CakeMail today released “CASL: A Guide to Canada’s Anti-Spam Law,” a new report that outlines what every marketer needs to know about CASL, the Canadian Anti-Spam Law, which takes effect on July 1.
“There’s been a lot of confusion about CASL,” says CakeMail CEO Francois Lane. “This new legislation affects all businesses that email anyone in Canada, even those based in the U.S.”
The penalties for not complying with CASL can run as high as $10 million and result in personal liability for company officers and directors.
Email marketing has been a trusted, efficient and cost-effective method to build and maintain relationships with customers for the past two decades. The Direct Marketing Association calculates the ROI of email marketing to be $40 for every dollar invested.
How is this different from CAN-SPAM? CAN-SPAM is a US law that came into effect in 2003 to reduce spam, spyware/malware, phishing and identity theft. While both CASL and CAN-SPAM address anti-spam, they are very different laws with very different consequences.
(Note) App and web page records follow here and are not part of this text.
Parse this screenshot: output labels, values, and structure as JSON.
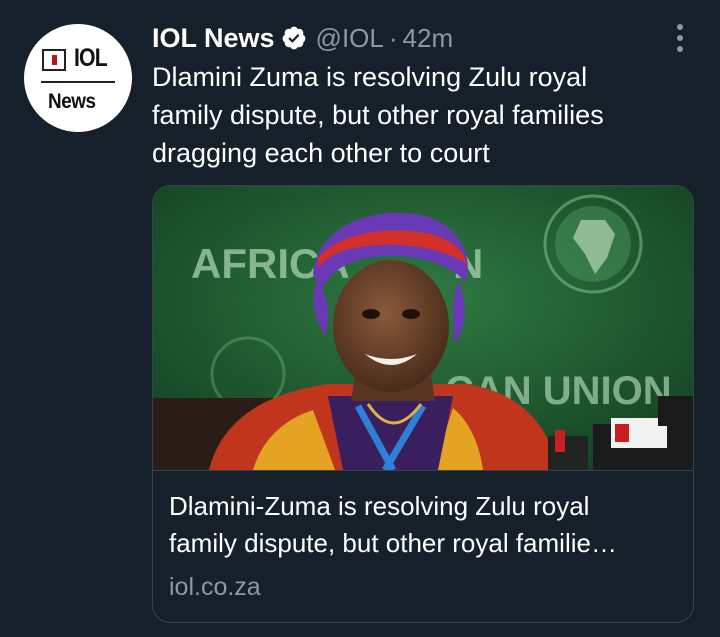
{
  "tweet": {
    "author": {
      "name": "IOL News",
      "handle": "@IOL",
      "time": "42m",
      "separator": "·",
      "avatar_text_top": "IOL",
      "avatar_text_bottom": "News",
      "verified_icon": "verified-badge-icon"
    },
    "text": "Dlamini Zuma is resolving Zulu royal\nfamily dispute, but other royal families\ndragging each other to court",
    "more_icon": "more-vertical-icon"
  },
  "card": {
    "image_text_left": "AFRICA",
    "image_text_right": "N",
    "image_text_bottom": "CAN UNION",
    "title": "Dlamini-Zuma is resolving Zulu royal\nfamily dispute, but other royal familie…",
    "domain": "iol.co.za"
  },
  "colors": {
    "background": "#15202b",
    "text_primary": "#ffffff",
    "text_secondary": "#8b98a5",
    "border": "#38444d",
    "verified_badge": "#ffffff"
  }
}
Unlike CAN-SPAM, which focuses on commercial emails only, and requires American businesses to include an unsubscribe mechanism when sending a commercial email; CASL requires that anyone who accesses commercial electronic messages (CEMs) including email, text messages, social media, IM and voice messages in Canada must give that sender permission beforehand (either implied consent because a relationship currently exists or explicit consent because the recipient requests to receive your emails).